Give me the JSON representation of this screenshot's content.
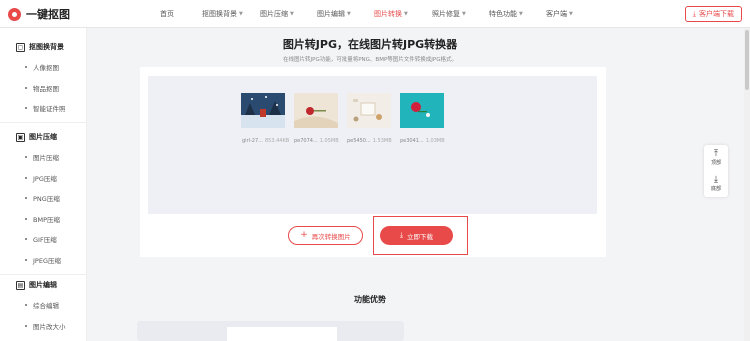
{
  "header": {
    "logo_text": "一键抠图",
    "nav": [
      {
        "label": "首页",
        "caret": false
      },
      {
        "label": "抠图换背景",
        "caret": true
      },
      {
        "label": "图片压缩",
        "caret": true
      },
      {
        "label": "图片编辑",
        "caret": true
      },
      {
        "label": "图片转换",
        "caret": true
      },
      {
        "label": "照片修复",
        "caret": true
      },
      {
        "label": "特色功能",
        "caret": true
      },
      {
        "label": "客户端",
        "caret": true
      }
    ],
    "active_nav": "图片转换",
    "download_client_label": "客户端下载",
    "download_icon": "download-icon"
  },
  "sidebar": {
    "groups": [
      {
        "title": "抠图换背景",
        "icon": "cutout-icon",
        "items": [
          "人像抠图",
          "物品抠图",
          "智能证件照"
        ]
      },
      {
        "title": "图片压缩",
        "icon": "compress-icon",
        "items": [
          "图片压缩",
          "JPG压缩",
          "PNG压缩",
          "BMP压缩",
          "GIF压缩",
          "JPEG压缩"
        ]
      },
      {
        "title": "图片编辑",
        "icon": "edit-icon",
        "items": [
          "综合编辑",
          "图片改大小"
        ]
      }
    ]
  },
  "main": {
    "title": "图片转JPG，在线图片转JPG转换器",
    "subtitle": "在线图片转JPG功能，可批量将PNG、BMP等图片文件转换成JPG格式。",
    "files": [
      {
        "name": "girl-27...",
        "size": "853.44KB"
      },
      {
        "name": "pe7074...",
        "size": "1.05MB"
      },
      {
        "name": "pe5450...",
        "size": "1.53MB"
      },
      {
        "name": "pe3041...",
        "size": "1.03MB"
      }
    ],
    "convert_again_label": "再次转换图片",
    "download_now_label": "立即下载",
    "feature_title": "功能优势"
  },
  "float_tools": {
    "top_label": "顶部",
    "bottom_label": "底部"
  },
  "colors": {
    "accent": "#e84a4a",
    "upload_area": "#eef0f6"
  }
}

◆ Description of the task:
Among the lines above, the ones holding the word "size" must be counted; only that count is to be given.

◆ Result of this exercise:
4